Reading: my disappearing constant amid rapid change

How the immense academic stress has taken away my love for reading


Photo courtesy of Chris Lawton, Unsplash.

Dhruvika Randad, Staff Writer

There I lay in my bed, under a thick, pink comforter, with the stack of “Geronimo Stilton” and “Garfield” comic books, obtained from my weekly visit to the library. With my stack of books, a water bottle and a couple of munchies, I was ready for my reading marathon as I spent Saturday consumed in novels. I’m not sure when I fell in love with them, but my mom tells me they’ve been a constant in my life. “Geronimo Stilton,” “Rainbow Magic,” “Harry Potter” and “The Selection” are perhaps the four most iconic series of my childhood. The creative, relatable and honest characters only enhanced the series and made me fall in love.

My taste, however, has changed. After losing my father nearly six years ago, books became an even greater companion in my life: they were a remedy to my loneliness, a comedic friend throwing silly jokes and pick-up lines whenever I felt down and a BFF when I needed to witness some cliché romance to lift my single-pringle heart. It’s a weird relationship, but it’s one that has helped shape me into the person that I am today.

However, reality really did hit me early on the head, and I no longer frequently indulge in these fantasy novels anymore. Even so, I do owe thanks to them for being with me all these years because, as I changed, so did they. Fantasy novels soon became young adult novels, contemporary novels and coming-of-age novels. With that, I turned to John Green, whom I recently discovered was the same guy on Crash Course, Rainbow Rowell, Jojo Moyes, Jandy Nelson and so many more.

Books brought me comfort. The crisp spine and the scent of the book’s fresh pages as I gently flipped through them was like ASMR, but in real life. There’s something real and powerful about holding a book and running your fingers across the pages. It’s hard to imagine an entire world captured within those few hundred pages the same way we say a picture speaks a thousand words.

There’s something real and powerful about holding a book and running your fingers across the pages.

But then high school swung by and decided to pay a long visit. Four years, to be exact. With classes, homework, outside classes and limited family time as it is, there isn’t enough time in the day to finish what I need and further devote some time for myself.
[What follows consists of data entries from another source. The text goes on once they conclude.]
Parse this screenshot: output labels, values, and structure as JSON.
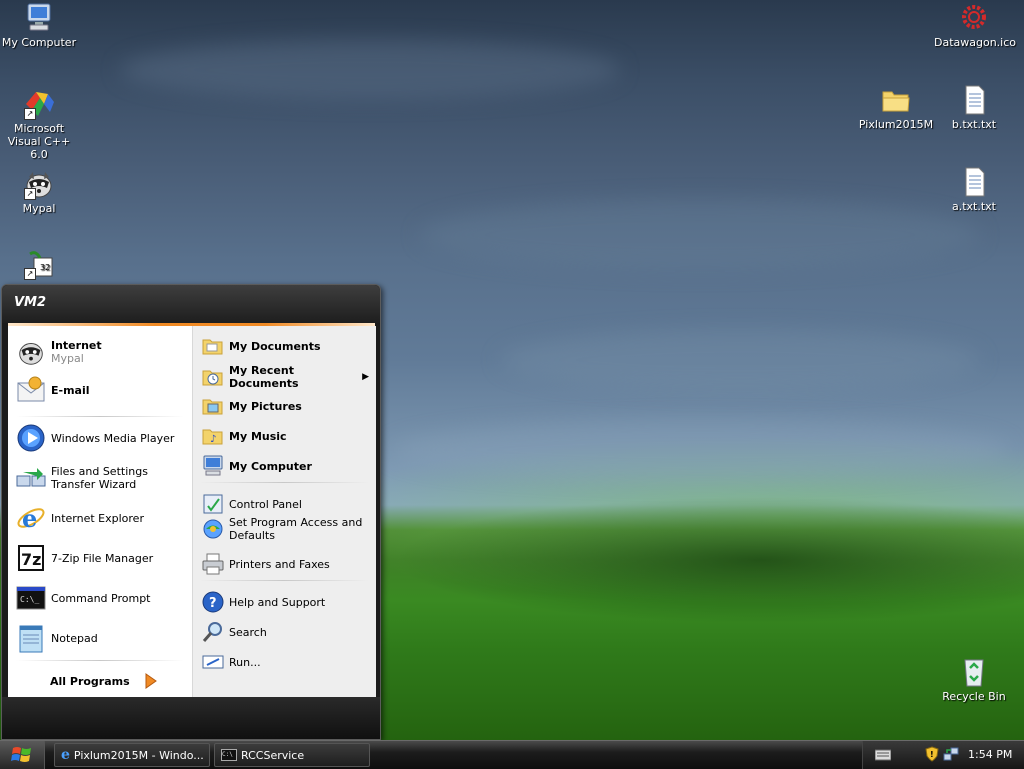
{
  "desktop_icons": {
    "my_computer": "My Computer",
    "msvc": "Microsoft Visual C++ 6.0",
    "mypal": "Mypal",
    "datawagon": "Datawagon.ico",
    "pixlum": "Pixlum2015M",
    "btxt": "b.txt.txt",
    "atxt": "a.txt.txt",
    "recycle": "Recycle Bin"
  },
  "start_menu": {
    "user": "VM2",
    "pinned": {
      "internet_label": "Internet",
      "internet_sub": "Mypal",
      "email_label": "E-mail"
    },
    "recent": [
      "Windows Media Player",
      "Files and Settings Transfer Wizard",
      "Internet Explorer",
      "7-Zip File Manager",
      "Command Prompt",
      "Notepad"
    ],
    "all_programs": "All Programs",
    "right": {
      "my_documents": "My Documents",
      "my_recent_documents": "My Recent Documents",
      "my_pictures": "My Pictures",
      "my_music": "My Music",
      "my_computer": "My Computer",
      "control_panel": "Control Panel",
      "set_program_access": "Set Program Access and Defaults",
      "printers_faxes": "Printers and Faxes",
      "help_support": "Help and Support",
      "search": "Search",
      "run": "Run..."
    }
  },
  "taskbar": {
    "task1": "Pixlum2015M - Windo...",
    "task2": "RCCService",
    "clock": "1:54 PM"
  },
  "colors": {
    "accent_orange": "#f08a24",
    "taskbar_dark": "#1c1c1c"
  }
}
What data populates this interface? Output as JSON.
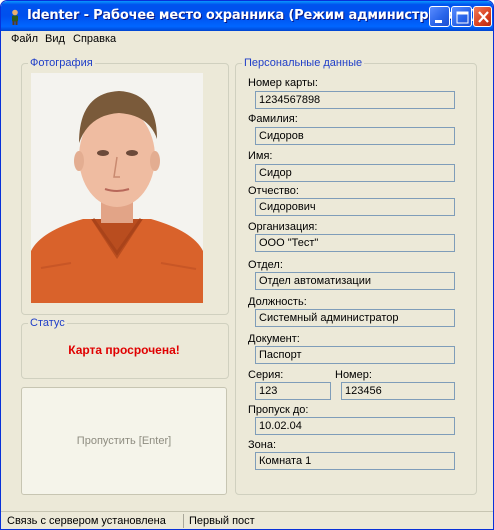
{
  "window": {
    "title": "Identer - Рабочее место охранника (Режим администратора)",
    "icon": "app-figure-icon"
  },
  "menu": [
    "Файл",
    "Вид",
    "Справка"
  ],
  "photo_group": {
    "title": "Фотография"
  },
  "status_group": {
    "title": "Статус",
    "message": "Карта просрочена!",
    "message_color": "#e00000"
  },
  "skip_button": {
    "label": "Пропустить [Enter]"
  },
  "personal": {
    "title": "Персональные данные",
    "card_number": {
      "label": "Номер карты:",
      "value": "1234567898"
    },
    "surname": {
      "label": "Фамилия:",
      "value": "Сидоров"
    },
    "name": {
      "label": "Имя:",
      "value": "Сидор"
    },
    "patronymic": {
      "label": "Отчество:",
      "value": "Сидорович"
    },
    "organization": {
      "label": "Организация:",
      "value": "ООО \"Тест\""
    },
    "department": {
      "label": "Отдел:",
      "value": "Отдел автоматизации"
    },
    "position": {
      "label": "Должность:",
      "value": "Системный администратор"
    },
    "document": {
      "label": "Документ:",
      "value": "Паспорт"
    },
    "series": {
      "label": "Серия:",
      "value": "123"
    },
    "doc_number": {
      "label": "Номер:",
      "value": "123456"
    },
    "pass_until": {
      "label": "Пропуск до:",
      "value": "10.02.04"
    },
    "zone": {
      "label": "Зона:",
      "value": "Комната 1"
    }
  },
  "statusbar": {
    "connection": "Связь с сервером установлена",
    "post": "Первый пост"
  },
  "colors": {
    "title_bar": "#0054e3",
    "group_title": "#1f3ec8",
    "alert": "#e00000",
    "window_bg": "#ece9d8"
  }
}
And when that’s the case, high school’s pet, the instant gratification monkey, pops along. For instant cravings of entertainment, I no longer have the energy to grab a book and read. Perhaps that’s because I have zero self-control when I get ready to read, but also because of the convenience of Youtube or Netflix. My energy to say, “No, I’m going to read this new book I got” has been taken away; my time is now invested in studying for what is considered “useful” and “more practical” for my life.

In a sense, this change isn’t completely terrible. I’m not doing too great in my math class, but at the same time, I’ve lost all direction of the little things that I once valued, wanted and needed. I’ve put more and more time and effort in school and every other aspect possible, except of my own life. And in all that, I neglected myself and took away the most important constant of my life as I tried to hold everything else together. I took the glue of my heart to stick the rest, but then my heart fell apart and it’s hard to put the pieces back together without the glue. Why? To please others. I cut this important aspect out of my life believing it no longer has worth, and turned away from that companion who carried me through the most difficult of times.

I took the glue of my heart to stick the rest, but then my heart fell apart and it’s hard to put the pieces back together without the glue. Why? To please others.

And my “fantastic” visitor only became more difficult to tame. School and its biggest sidekick,  Stress, threw me down a vortex of depression and I lost track of myself. What I was doing. What I felt. Who I was.

Stress loomed over my head and only heightened my anxiety, the current depression I was floating in and the loneliness that was fogging my sight. And what was its cause? Homework, classes, staying up beyond my capacity to finish learning. Amidst it all, I constantly battled trying to “be myself” and “not fake who I am.” It’s ironic when I think about it. I don’t know who I am anymore. That person who read endlessly without a care in the world, wore her emotions on her sleeve — she left with her father. That day. Nearly six years ago. Stress consumed me and I kept running and running to find answers to these problems, but when they’re never-ending, it was nearly impossible to find a place to stop and breathe.

And that hurts. I thought I’d keep evading this, pushing it to the farthest corner of my mind, but I wasn’t doing right by me. A lot of us don’t. Whether we enjoy knitting, reading, video games or playing outside, we should take a moment to enjoy life on our terms. Books are my forever friend, and I’d like to keep it that way. Not to neglect my other responsibilities, but sometimes, certain things don’t need to be as much of a priority as personal happiness. And that’s okay. It’ll take a while for me to accept it, but they’ll be there through it all, waiting for me at the finish line.